(Entries taken from a collection)
※
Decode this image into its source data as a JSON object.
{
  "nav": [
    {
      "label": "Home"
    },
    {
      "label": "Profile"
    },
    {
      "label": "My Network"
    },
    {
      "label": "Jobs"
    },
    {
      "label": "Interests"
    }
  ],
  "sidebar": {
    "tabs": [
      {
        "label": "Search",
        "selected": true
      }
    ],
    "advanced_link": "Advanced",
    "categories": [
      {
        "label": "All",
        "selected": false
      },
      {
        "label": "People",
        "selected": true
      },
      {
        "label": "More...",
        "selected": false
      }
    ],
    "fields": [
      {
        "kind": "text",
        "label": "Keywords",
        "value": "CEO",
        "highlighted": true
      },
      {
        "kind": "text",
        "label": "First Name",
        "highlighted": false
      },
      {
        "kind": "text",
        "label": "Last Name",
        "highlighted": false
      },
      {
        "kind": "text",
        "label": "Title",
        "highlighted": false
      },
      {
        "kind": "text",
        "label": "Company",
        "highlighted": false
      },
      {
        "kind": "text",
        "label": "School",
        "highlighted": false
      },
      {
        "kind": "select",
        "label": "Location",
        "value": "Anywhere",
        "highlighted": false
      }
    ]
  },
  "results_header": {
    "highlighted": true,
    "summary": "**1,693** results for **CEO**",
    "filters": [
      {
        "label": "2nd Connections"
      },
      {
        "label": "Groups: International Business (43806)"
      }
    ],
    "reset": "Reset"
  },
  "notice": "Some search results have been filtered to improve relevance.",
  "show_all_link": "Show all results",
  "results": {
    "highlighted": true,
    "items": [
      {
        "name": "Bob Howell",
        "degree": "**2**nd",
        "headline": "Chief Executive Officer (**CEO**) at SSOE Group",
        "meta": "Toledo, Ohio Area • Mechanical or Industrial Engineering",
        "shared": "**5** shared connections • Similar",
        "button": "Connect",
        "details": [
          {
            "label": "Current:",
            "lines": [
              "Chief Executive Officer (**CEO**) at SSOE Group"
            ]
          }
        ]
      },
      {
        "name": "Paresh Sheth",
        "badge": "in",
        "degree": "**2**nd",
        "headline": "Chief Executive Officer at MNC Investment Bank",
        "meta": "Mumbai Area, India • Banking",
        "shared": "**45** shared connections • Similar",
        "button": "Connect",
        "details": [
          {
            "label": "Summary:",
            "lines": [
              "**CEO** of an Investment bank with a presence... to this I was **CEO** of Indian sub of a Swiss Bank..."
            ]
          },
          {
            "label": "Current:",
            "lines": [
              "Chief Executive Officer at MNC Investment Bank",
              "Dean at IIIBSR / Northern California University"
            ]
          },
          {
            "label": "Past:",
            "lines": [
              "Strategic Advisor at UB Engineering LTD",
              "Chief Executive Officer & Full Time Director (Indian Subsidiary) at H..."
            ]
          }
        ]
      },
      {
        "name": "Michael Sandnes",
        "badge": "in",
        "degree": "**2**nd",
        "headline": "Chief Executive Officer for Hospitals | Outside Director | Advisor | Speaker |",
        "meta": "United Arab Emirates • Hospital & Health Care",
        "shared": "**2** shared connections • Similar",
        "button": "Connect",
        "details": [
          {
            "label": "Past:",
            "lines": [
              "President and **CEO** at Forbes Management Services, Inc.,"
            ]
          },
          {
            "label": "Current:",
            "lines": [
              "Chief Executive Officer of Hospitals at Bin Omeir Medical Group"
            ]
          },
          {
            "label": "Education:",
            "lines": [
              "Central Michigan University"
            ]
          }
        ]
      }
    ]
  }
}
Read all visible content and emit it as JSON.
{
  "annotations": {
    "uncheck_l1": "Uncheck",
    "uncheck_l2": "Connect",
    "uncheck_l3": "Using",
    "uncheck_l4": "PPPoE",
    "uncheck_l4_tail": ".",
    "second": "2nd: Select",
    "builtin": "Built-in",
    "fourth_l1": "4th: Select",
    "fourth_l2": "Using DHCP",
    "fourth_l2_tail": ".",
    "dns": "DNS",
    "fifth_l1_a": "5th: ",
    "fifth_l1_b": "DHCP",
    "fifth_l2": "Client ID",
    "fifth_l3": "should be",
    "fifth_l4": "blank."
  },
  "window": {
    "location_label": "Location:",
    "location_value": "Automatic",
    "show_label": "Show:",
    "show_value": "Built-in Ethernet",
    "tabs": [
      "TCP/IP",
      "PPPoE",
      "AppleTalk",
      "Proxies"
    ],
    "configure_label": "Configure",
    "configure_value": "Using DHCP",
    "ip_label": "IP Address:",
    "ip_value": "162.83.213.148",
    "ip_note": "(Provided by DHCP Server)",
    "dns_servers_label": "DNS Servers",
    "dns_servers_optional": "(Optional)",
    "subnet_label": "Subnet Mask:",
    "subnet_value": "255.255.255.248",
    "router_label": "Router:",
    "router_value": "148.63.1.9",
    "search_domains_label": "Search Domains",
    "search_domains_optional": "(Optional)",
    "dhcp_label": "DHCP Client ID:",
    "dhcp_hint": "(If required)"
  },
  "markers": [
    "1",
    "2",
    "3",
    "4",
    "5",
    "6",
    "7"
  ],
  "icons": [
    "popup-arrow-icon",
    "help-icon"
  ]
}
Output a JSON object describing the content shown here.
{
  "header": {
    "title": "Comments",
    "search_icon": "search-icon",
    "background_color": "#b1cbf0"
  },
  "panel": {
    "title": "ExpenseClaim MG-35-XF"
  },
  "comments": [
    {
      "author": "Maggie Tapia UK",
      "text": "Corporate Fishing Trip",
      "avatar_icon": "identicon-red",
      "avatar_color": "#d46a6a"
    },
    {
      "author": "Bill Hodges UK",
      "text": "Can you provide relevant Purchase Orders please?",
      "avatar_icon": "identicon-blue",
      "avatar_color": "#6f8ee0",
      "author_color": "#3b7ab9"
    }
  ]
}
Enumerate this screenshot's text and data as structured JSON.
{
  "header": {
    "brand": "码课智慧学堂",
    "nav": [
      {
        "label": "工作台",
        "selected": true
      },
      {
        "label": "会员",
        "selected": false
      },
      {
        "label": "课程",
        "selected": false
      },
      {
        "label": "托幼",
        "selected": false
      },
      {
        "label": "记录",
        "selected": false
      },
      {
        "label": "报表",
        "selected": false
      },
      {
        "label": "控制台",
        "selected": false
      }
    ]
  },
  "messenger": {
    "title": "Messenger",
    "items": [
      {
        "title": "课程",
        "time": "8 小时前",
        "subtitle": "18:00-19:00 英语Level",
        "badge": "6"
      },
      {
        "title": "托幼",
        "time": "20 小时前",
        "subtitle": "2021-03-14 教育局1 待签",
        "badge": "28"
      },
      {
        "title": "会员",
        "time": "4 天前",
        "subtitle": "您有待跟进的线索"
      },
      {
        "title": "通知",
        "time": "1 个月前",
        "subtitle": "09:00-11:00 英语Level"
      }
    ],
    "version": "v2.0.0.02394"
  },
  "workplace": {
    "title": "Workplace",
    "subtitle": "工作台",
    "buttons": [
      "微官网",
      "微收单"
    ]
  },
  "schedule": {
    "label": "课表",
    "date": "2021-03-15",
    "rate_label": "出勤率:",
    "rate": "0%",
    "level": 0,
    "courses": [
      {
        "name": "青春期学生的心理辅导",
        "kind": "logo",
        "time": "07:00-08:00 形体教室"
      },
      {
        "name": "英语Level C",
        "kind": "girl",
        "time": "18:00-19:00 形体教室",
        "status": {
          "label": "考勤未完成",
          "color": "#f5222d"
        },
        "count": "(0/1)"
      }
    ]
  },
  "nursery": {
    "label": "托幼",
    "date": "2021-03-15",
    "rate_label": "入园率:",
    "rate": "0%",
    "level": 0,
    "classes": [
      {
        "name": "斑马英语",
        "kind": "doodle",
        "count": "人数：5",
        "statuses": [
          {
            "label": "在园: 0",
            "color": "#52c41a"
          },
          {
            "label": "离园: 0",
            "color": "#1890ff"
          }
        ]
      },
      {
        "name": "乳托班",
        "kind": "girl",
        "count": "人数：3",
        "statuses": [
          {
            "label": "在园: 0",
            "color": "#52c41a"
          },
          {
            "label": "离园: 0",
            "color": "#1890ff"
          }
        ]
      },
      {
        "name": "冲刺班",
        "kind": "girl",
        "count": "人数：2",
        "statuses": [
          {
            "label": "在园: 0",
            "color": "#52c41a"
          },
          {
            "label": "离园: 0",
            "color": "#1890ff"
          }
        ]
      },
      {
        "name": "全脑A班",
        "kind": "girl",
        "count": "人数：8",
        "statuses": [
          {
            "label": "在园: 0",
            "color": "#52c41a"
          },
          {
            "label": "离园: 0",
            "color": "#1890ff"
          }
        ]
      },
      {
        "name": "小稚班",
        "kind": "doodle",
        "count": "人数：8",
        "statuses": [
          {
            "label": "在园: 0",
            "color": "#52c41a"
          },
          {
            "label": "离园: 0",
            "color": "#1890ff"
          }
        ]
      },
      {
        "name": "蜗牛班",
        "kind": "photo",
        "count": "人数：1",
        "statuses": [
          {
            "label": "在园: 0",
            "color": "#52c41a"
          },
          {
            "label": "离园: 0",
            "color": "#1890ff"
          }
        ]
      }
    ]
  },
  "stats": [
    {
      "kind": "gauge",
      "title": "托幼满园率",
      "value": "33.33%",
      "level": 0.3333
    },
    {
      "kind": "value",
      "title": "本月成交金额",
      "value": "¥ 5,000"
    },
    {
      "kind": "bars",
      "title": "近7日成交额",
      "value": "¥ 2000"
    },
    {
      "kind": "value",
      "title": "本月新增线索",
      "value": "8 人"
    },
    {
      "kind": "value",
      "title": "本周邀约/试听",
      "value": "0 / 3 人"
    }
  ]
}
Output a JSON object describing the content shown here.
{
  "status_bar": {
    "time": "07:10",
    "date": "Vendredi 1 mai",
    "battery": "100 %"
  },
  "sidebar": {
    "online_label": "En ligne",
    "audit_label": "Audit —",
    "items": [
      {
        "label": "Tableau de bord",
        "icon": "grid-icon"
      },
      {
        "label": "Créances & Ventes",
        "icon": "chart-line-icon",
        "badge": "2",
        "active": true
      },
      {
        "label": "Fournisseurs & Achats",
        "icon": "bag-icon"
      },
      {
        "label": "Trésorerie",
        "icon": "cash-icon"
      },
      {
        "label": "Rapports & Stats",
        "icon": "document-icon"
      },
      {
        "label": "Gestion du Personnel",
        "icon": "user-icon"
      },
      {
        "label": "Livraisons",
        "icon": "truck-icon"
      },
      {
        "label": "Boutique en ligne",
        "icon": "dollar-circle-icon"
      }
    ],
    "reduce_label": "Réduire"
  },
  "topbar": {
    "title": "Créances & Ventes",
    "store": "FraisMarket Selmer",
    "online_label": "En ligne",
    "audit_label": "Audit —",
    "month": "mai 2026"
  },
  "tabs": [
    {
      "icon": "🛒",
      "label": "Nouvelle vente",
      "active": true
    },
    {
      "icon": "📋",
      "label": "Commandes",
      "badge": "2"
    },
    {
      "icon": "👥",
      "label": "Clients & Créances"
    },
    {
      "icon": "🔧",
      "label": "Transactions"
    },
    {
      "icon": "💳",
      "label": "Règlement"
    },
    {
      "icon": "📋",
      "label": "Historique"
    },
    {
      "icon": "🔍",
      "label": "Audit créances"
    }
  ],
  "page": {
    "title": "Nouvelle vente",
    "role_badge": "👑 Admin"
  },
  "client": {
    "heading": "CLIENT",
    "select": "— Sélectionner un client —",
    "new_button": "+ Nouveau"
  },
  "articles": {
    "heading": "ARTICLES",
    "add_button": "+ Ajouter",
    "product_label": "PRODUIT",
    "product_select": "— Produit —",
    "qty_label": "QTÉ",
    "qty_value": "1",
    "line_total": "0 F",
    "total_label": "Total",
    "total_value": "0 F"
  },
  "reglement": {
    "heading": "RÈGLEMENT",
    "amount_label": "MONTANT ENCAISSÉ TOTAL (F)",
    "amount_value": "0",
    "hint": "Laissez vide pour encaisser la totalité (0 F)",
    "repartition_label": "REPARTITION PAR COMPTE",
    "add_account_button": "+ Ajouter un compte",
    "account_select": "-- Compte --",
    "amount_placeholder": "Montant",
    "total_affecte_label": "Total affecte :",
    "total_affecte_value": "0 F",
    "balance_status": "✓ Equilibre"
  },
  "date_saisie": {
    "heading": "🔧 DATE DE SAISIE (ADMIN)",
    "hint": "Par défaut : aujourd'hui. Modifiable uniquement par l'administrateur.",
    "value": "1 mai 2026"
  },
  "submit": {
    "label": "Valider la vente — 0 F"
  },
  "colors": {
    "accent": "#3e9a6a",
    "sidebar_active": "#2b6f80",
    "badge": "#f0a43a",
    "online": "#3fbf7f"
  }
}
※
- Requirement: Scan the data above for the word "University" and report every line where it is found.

- Answer to this task:
              "Dean at IIIBSR / Northern California University"
              "Central Michigan University"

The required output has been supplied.